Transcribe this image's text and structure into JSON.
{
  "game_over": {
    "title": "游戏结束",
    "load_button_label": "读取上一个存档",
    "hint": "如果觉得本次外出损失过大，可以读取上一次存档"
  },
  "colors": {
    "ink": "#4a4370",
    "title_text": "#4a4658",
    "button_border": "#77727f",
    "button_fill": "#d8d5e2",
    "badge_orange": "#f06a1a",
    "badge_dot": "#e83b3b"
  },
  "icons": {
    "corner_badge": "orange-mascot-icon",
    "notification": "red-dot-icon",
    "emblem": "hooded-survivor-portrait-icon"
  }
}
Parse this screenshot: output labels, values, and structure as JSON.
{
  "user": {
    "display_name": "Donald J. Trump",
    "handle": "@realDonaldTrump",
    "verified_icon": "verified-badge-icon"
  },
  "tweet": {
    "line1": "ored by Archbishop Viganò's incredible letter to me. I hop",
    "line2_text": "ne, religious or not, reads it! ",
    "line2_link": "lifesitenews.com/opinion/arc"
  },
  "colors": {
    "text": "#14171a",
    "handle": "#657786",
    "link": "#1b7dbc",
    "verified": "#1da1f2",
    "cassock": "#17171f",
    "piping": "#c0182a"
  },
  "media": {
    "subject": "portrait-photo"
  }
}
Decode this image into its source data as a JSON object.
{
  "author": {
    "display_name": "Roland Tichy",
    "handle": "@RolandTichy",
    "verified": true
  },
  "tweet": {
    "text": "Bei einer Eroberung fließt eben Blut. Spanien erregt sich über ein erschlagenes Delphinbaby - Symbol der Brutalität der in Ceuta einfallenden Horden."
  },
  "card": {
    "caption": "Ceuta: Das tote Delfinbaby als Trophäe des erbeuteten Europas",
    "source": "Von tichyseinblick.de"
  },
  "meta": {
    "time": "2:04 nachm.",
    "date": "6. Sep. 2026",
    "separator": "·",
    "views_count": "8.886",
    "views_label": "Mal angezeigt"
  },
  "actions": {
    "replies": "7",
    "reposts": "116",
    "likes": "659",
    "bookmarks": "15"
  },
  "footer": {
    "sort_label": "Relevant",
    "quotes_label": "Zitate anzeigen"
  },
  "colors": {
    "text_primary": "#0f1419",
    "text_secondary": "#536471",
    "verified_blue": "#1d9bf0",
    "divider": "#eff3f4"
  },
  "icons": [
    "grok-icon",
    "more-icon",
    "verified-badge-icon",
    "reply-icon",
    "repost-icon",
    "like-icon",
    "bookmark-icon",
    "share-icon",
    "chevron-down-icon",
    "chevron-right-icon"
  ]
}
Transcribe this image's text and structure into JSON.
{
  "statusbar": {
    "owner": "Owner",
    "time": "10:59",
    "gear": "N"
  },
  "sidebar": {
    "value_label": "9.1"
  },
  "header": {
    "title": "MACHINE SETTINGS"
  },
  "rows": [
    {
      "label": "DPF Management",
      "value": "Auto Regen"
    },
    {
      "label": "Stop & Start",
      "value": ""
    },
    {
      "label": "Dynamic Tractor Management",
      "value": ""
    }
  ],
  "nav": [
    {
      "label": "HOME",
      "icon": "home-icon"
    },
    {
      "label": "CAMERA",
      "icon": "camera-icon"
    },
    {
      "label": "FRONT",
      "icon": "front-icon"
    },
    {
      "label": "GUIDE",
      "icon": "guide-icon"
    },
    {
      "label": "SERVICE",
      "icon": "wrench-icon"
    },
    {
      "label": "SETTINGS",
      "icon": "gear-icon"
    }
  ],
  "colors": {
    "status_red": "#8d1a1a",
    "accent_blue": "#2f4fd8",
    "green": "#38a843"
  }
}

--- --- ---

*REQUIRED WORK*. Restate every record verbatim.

*RESPONSE AREA*.
Transcribe this image's text and structure into JSON.
{
  "game_over": {
    "title": "游戏结束",
    "load_button_label": "读取上一个存档",
    "hint": "如果觉得本次外出损失过大，可以读取上一次存档"
  },
  "colors": {
    "ink": "#4a4370",
    "title_text": "#4a4658",
    "button_border": "#77727f",
    "button_fill": "#d8d5e2",
    "badge_orange": "#f06a1a",
    "badge_dot": "#e83b3b"
  },
  "icons": {
    "corner_badge": "orange-mascot-icon",
    "notification": "red-dot-icon",
    "emblem": "hooded-survivor-portrait-icon"
  }
}
Parse this screenshot: output labels, values, and structure as JSON.
{
  "user": {
    "display_name": "Donald J. Trump",
    "handle": "@realDonaldTrump",
    "verified_icon": "verified-badge-icon"
  },
  "tweet": {
    "line1": "ored by Archbishop Viganò's incredible letter to me. I hop",
    "line2_text": "ne, religious or not, reads it! ",
    "line2_link": "lifesitenews.com/opinion/arc"
  },
  "colors": {
    "text": "#14171a",
    "handle": "#657786",
    "link": "#1b7dbc",
    "verified": "#1da1f2",
    "cassock": "#17171f",
    "piping": "#c0182a"
  },
  "media": {
    "subject": "portrait-photo"
  }
}
Decode this image into its source data as a JSON object.
{
  "author": {
    "display_name": "Roland Tichy",
    "handle": "@RolandTichy",
    "verified": true
  },
  "tweet": {
    "text": "Bei einer Eroberung fließt eben Blut. Spanien erregt sich über ein erschlagenes Delphinbaby - Symbol der Brutalität der in Ceuta einfallenden Horden."
  },
  "card": {
    "caption": "Ceuta: Das tote Delfinbaby als Trophäe des erbeuteten Europas",
    "source": "Von tichyseinblick.de"
  },
  "meta": {
    "time": "2:04 nachm.",
    "date": "6. Sep. 2026",
    "separator": "·",
    "views_count": "8.886",
    "views_label": "Mal angezeigt"
  },
  "actions": {
    "replies": "7",
    "reposts": "116",
    "likes": "659",
    "bookmarks": "15"
  },
  "footer": {
    "sort_label": "Relevant",
    "quotes_label": "Zitate anzeigen"
  },
  "colors": {
    "text_primary": "#0f1419",
    "text_secondary": "#536471",
    "verified_blue": "#1d9bf0",
    "divider": "#eff3f4"
  },
  "icons": [
    "grok-icon",
    "more-icon",
    "verified-badge-icon",
    "reply-icon",
    "repost-icon",
    "like-icon",
    "bookmark-icon",
    "share-icon",
    "chevron-down-icon",
    "chevron-right-icon"
  ]
}
Transcribe this image's text and structure into JSON.
{
  "statusbar": {
    "owner": "Owner",
    "time": "10:59",
    "gear": "N"
  },
  "sidebar": {
    "value_label": "9.1"
  },
  "header": {
    "title": "MACHINE SETTINGS"
  },
  "rows": [
    {
      "label": "DPF Management",
      "value": "Auto Regen"
    },
    {
      "label": "Stop & Start",
      "value": ""
    },
    {
      "label": "Dynamic Tractor Management",
      "value": ""
    }
  ],
  "nav": [
    {
      "label": "HOME",
      "icon": "home-icon"
    },
    {
      "label": "CAMERA",
      "icon": "camera-icon"
    },
    {
      "label": "FRONT",
      "icon": "front-icon"
    },
    {
      "label": "GUIDE",
      "icon": "guide-icon"
    },
    {
      "label": "SERVICE",
      "icon": "wrench-icon"
    },
    {
      "label": "SETTINGS",
      "icon": "gear-icon"
    }
  ],
  "colors": {
    "status_red": "#8d1a1a",
    "accent_blue": "#2f4fd8",
    "green": "#38a843"
  }
}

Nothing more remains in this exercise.